I can’t remember when I became impossible to give presents to. For a long time I thought it was just my boyfriends, and then my husband, who couldn’t get it right—either because they weren’t applying themselves (i.e. did not sufficiently care) or were just plain incompetent.
A few years ago, however, I commented to my mother that I found her habit of sending me a check for my birthday kind of impersonal. That I’d rather her pick something out.
“You’re impossible to buy a gift for,” she said. “I’m scared I’ll get it wrong.”
That’s when I realized that I was the problem.
Thinking back, I realized that it had been a long time since I had truly liked or appreciated a Hanukkah or birthday gift from anyone. And, that, along the way, I had sucked the joy out of gift-giving for anyone with the misfortune to love me.

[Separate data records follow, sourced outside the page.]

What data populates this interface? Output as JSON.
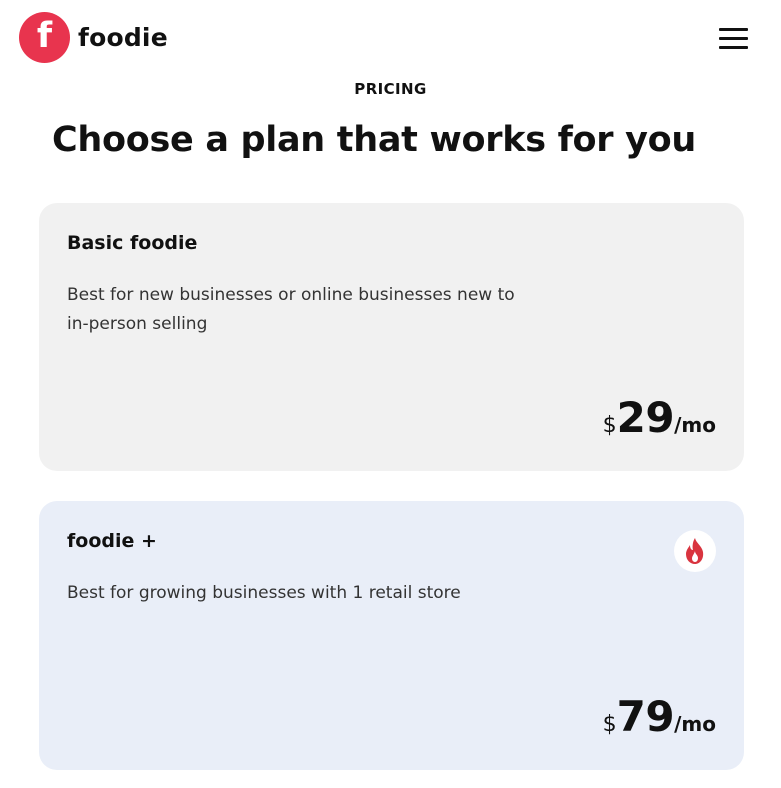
{
  "brand": {
    "logo_letter": "f",
    "name": "foodie",
    "accent_color": "#e8344e"
  },
  "header": {
    "menu_icon": "hamburger-menu-icon"
  },
  "pricing": {
    "eyebrow": "PRICING",
    "headline": "Choose a plan that works for you",
    "plans": [
      {
        "name": "Basic foodie",
        "description": "Best for new businesses or online businesses new to in-person selling",
        "currency": "$",
        "amount": "29",
        "period": "/mo",
        "background": "#f1f1f1"
      },
      {
        "name": "foodie +",
        "description": "Best for growing businesses with 1 retail store",
        "currency": "$",
        "amount": "79",
        "period": "/mo",
        "background": "#e9eef8",
        "badge_icon": "flame-icon",
        "badge_color": "#d9343f"
      }
    ]
  }
}
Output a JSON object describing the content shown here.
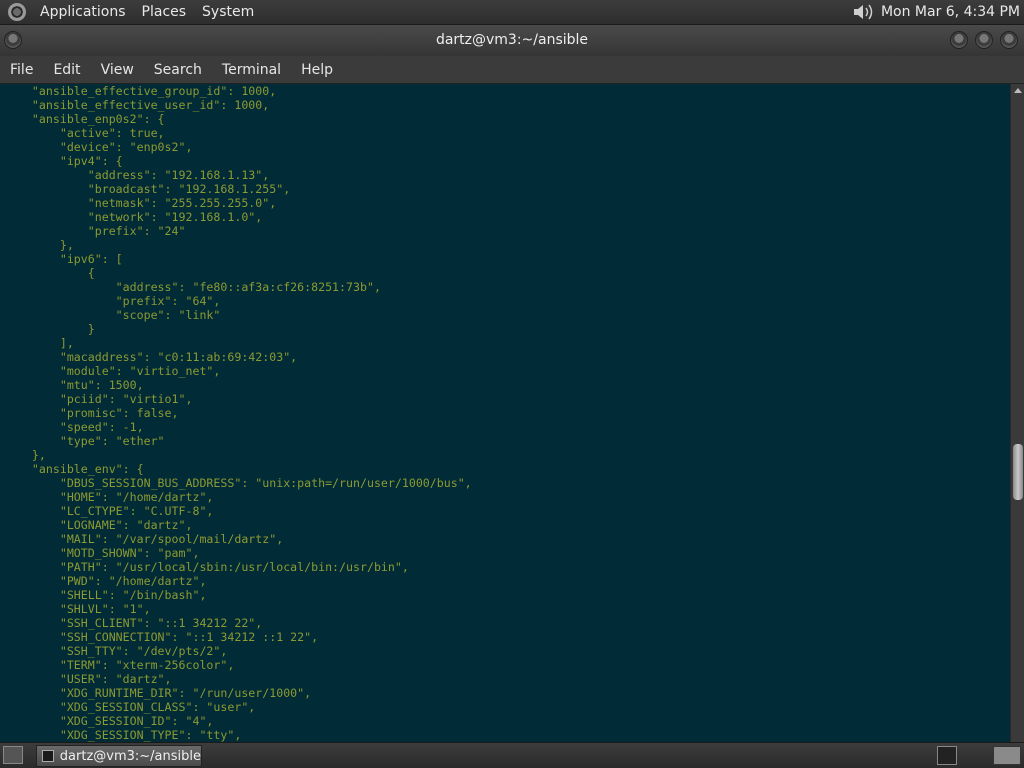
{
  "top_panel": {
    "menus": [
      "Applications",
      "Places",
      "System"
    ],
    "clock": "Mon Mar  6,  4:34 PM"
  },
  "window": {
    "title": "dartz@vm3:~/ansible",
    "menus": [
      "File",
      "Edit",
      "View",
      "Search",
      "Terminal",
      "Help"
    ]
  },
  "terminal": {
    "lines": [
      "    \"ansible_effective_group_id\": 1000,",
      "    \"ansible_effective_user_id\": 1000,",
      "    \"ansible_enp0s2\": {",
      "        \"active\": true,",
      "        \"device\": \"enp0s2\",",
      "        \"ipv4\": {",
      "            \"address\": \"192.168.1.13\",",
      "            \"broadcast\": \"192.168.1.255\",",
      "            \"netmask\": \"255.255.255.0\",",
      "            \"network\": \"192.168.1.0\",",
      "            \"prefix\": \"24\"",
      "        },",
      "        \"ipv6\": [",
      "            {",
      "                \"address\": \"fe80::af3a:cf26:8251:73b\",",
      "                \"prefix\": \"64\",",
      "                \"scope\": \"link\"",
      "            }",
      "        ],",
      "        \"macaddress\": \"c0:11:ab:69:42:03\",",
      "        \"module\": \"virtio_net\",",
      "        \"mtu\": 1500,",
      "        \"pciid\": \"virtio1\",",
      "        \"promisc\": false,",
      "        \"speed\": -1,",
      "        \"type\": \"ether\"",
      "    },",
      "    \"ansible_env\": {",
      "        \"DBUS_SESSION_BUS_ADDRESS\": \"unix:path=/run/user/1000/bus\",",
      "        \"HOME\": \"/home/dartz\",",
      "        \"LC_CTYPE\": \"C.UTF-8\",",
      "        \"LOGNAME\": \"dartz\",",
      "        \"MAIL\": \"/var/spool/mail/dartz\",",
      "        \"MOTD_SHOWN\": \"pam\",",
      "        \"PATH\": \"/usr/local/sbin:/usr/local/bin:/usr/bin\",",
      "        \"PWD\": \"/home/dartz\",",
      "        \"SHELL\": \"/bin/bash\",",
      "        \"SHLVL\": \"1\",",
      "        \"SSH_CLIENT\": \"::1 34212 22\",",
      "        \"SSH_CONNECTION\": \"::1 34212 ::1 22\",",
      "        \"SSH_TTY\": \"/dev/pts/2\",",
      "        \"TERM\": \"xterm-256color\",",
      "        \"USER\": \"dartz\",",
      "        \"XDG_RUNTIME_DIR\": \"/run/user/1000\",",
      "        \"XDG_SESSION_CLASS\": \"user\",",
      "        \"XDG_SESSION_ID\": \"4\",",
      "        \"XDG_SESSION_TYPE\": \"tty\","
    ]
  },
  "taskbar": {
    "task_label": "dartz@vm3:~/ansible"
  },
  "colors": {
    "terminal_bg": "#012b36",
    "terminal_fg": "#8c9a33"
  }
}
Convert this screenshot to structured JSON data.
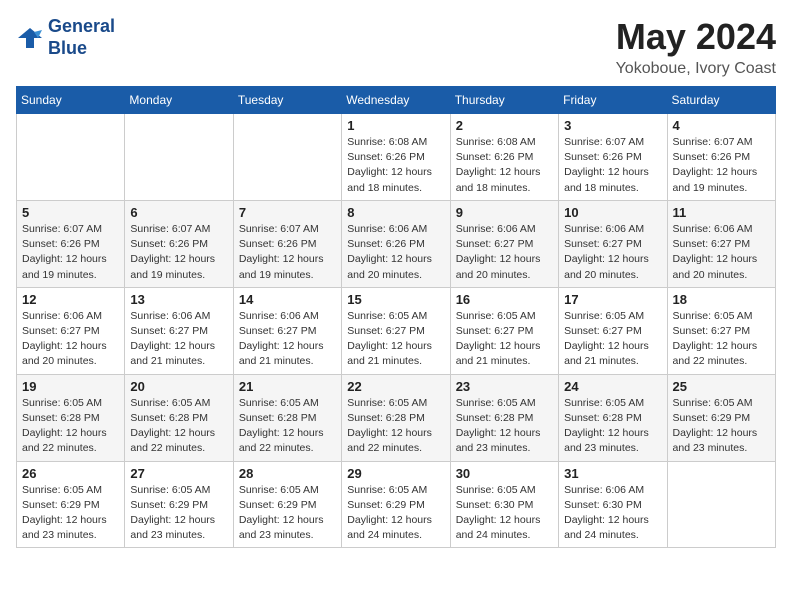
{
  "header": {
    "logo_line1": "General",
    "logo_line2": "Blue",
    "month": "May 2024",
    "location": "Yokoboue, Ivory Coast"
  },
  "weekdays": [
    "Sunday",
    "Monday",
    "Tuesday",
    "Wednesday",
    "Thursday",
    "Friday",
    "Saturday"
  ],
  "weeks": [
    [
      {
        "day": "",
        "info": ""
      },
      {
        "day": "",
        "info": ""
      },
      {
        "day": "",
        "info": ""
      },
      {
        "day": "1",
        "info": "Sunrise: 6:08 AM\nSunset: 6:26 PM\nDaylight: 12 hours\nand 18 minutes."
      },
      {
        "day": "2",
        "info": "Sunrise: 6:08 AM\nSunset: 6:26 PM\nDaylight: 12 hours\nand 18 minutes."
      },
      {
        "day": "3",
        "info": "Sunrise: 6:07 AM\nSunset: 6:26 PM\nDaylight: 12 hours\nand 18 minutes."
      },
      {
        "day": "4",
        "info": "Sunrise: 6:07 AM\nSunset: 6:26 PM\nDaylight: 12 hours\nand 19 minutes."
      }
    ],
    [
      {
        "day": "5",
        "info": "Sunrise: 6:07 AM\nSunset: 6:26 PM\nDaylight: 12 hours\nand 19 minutes."
      },
      {
        "day": "6",
        "info": "Sunrise: 6:07 AM\nSunset: 6:26 PM\nDaylight: 12 hours\nand 19 minutes."
      },
      {
        "day": "7",
        "info": "Sunrise: 6:07 AM\nSunset: 6:26 PM\nDaylight: 12 hours\nand 19 minutes."
      },
      {
        "day": "8",
        "info": "Sunrise: 6:06 AM\nSunset: 6:26 PM\nDaylight: 12 hours\nand 20 minutes."
      },
      {
        "day": "9",
        "info": "Sunrise: 6:06 AM\nSunset: 6:27 PM\nDaylight: 12 hours\nand 20 minutes."
      },
      {
        "day": "10",
        "info": "Sunrise: 6:06 AM\nSunset: 6:27 PM\nDaylight: 12 hours\nand 20 minutes."
      },
      {
        "day": "11",
        "info": "Sunrise: 6:06 AM\nSunset: 6:27 PM\nDaylight: 12 hours\nand 20 minutes."
      }
    ],
    [
      {
        "day": "12",
        "info": "Sunrise: 6:06 AM\nSunset: 6:27 PM\nDaylight: 12 hours\nand 20 minutes."
      },
      {
        "day": "13",
        "info": "Sunrise: 6:06 AM\nSunset: 6:27 PM\nDaylight: 12 hours\nand 21 minutes."
      },
      {
        "day": "14",
        "info": "Sunrise: 6:06 AM\nSunset: 6:27 PM\nDaylight: 12 hours\nand 21 minutes."
      },
      {
        "day": "15",
        "info": "Sunrise: 6:05 AM\nSunset: 6:27 PM\nDaylight: 12 hours\nand 21 minutes."
      },
      {
        "day": "16",
        "info": "Sunrise: 6:05 AM\nSunset: 6:27 PM\nDaylight: 12 hours\nand 21 minutes."
      },
      {
        "day": "17",
        "info": "Sunrise: 6:05 AM\nSunset: 6:27 PM\nDaylight: 12 hours\nand 21 minutes."
      },
      {
        "day": "18",
        "info": "Sunrise: 6:05 AM\nSunset: 6:27 PM\nDaylight: 12 hours\nand 22 minutes."
      }
    ],
    [
      {
        "day": "19",
        "info": "Sunrise: 6:05 AM\nSunset: 6:28 PM\nDaylight: 12 hours\nand 22 minutes."
      },
      {
        "day": "20",
        "info": "Sunrise: 6:05 AM\nSunset: 6:28 PM\nDaylight: 12 hours\nand 22 minutes."
      },
      {
        "day": "21",
        "info": "Sunrise: 6:05 AM\nSunset: 6:28 PM\nDaylight: 12 hours\nand 22 minutes."
      },
      {
        "day": "22",
        "info": "Sunrise: 6:05 AM\nSunset: 6:28 PM\nDaylight: 12 hours\nand 22 minutes."
      },
      {
        "day": "23",
        "info": "Sunrise: 6:05 AM\nSunset: 6:28 PM\nDaylight: 12 hours\nand 23 minutes."
      },
      {
        "day": "24",
        "info": "Sunrise: 6:05 AM\nSunset: 6:28 PM\nDaylight: 12 hours\nand 23 minutes."
      },
      {
        "day": "25",
        "info": "Sunrise: 6:05 AM\nSunset: 6:29 PM\nDaylight: 12 hours\nand 23 minutes."
      }
    ],
    [
      {
        "day": "26",
        "info": "Sunrise: 6:05 AM\nSunset: 6:29 PM\nDaylight: 12 hours\nand 23 minutes."
      },
      {
        "day": "27",
        "info": "Sunrise: 6:05 AM\nSunset: 6:29 PM\nDaylight: 12 hours\nand 23 minutes."
      },
      {
        "day": "28",
        "info": "Sunrise: 6:05 AM\nSunset: 6:29 PM\nDaylight: 12 hours\nand 23 minutes."
      },
      {
        "day": "29",
        "info": "Sunrise: 6:05 AM\nSunset: 6:29 PM\nDaylight: 12 hours\nand 24 minutes."
      },
      {
        "day": "30",
        "info": "Sunrise: 6:05 AM\nSunset: 6:30 PM\nDaylight: 12 hours\nand 24 minutes."
      },
      {
        "day": "31",
        "info": "Sunrise: 6:06 AM\nSunset: 6:30 PM\nDaylight: 12 hours\nand 24 minutes."
      },
      {
        "day": "",
        "info": ""
      }
    ]
  ]
}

On the second night of Hanukkah—big present night this year—my son kept teetering on the edge of a major meltdown. “You can’t cry now,” I said. “Tonight is big present night. You have to be happy. This is as good as it gets.
Whoah. Where did that come from? As good as it gets?
Don’t get me wrong. It’s not that I think I peaked when I got that first Cabbage Patch Kid. On the contrary, I’ve found caring for my own real-life children infinitely more fun.
But perhaps I miss a time when you could state your expectations of life–I want this toy, that doll, this game—and everything would happen just as you imagined it. Gosh, who wouldn’t miss that?
A grown-up lady, that’s who. Because in life sometimes it’s the things you least expect that are the most wonderful. And furthermore, I’ve got people who love me—a husband, children, parents—who are counting on me not to be a giant stinking brat. And the thought really does count
So I’ve been working on this. It’s an uphill battle. Some years it’s a matter of biting my tongue. Others I manage to be actually, truly grateful. But I still exchange gifts with disturbing frequency. And sometimes, like this Hanukkah, I just blow it.
One day, maybe my family will enjoy picking out presents for me again. And, God willing, I will find a way to be truly and unequivocally excited about whatever they throw my way. Until then, lucky for me, ‘tis better to give.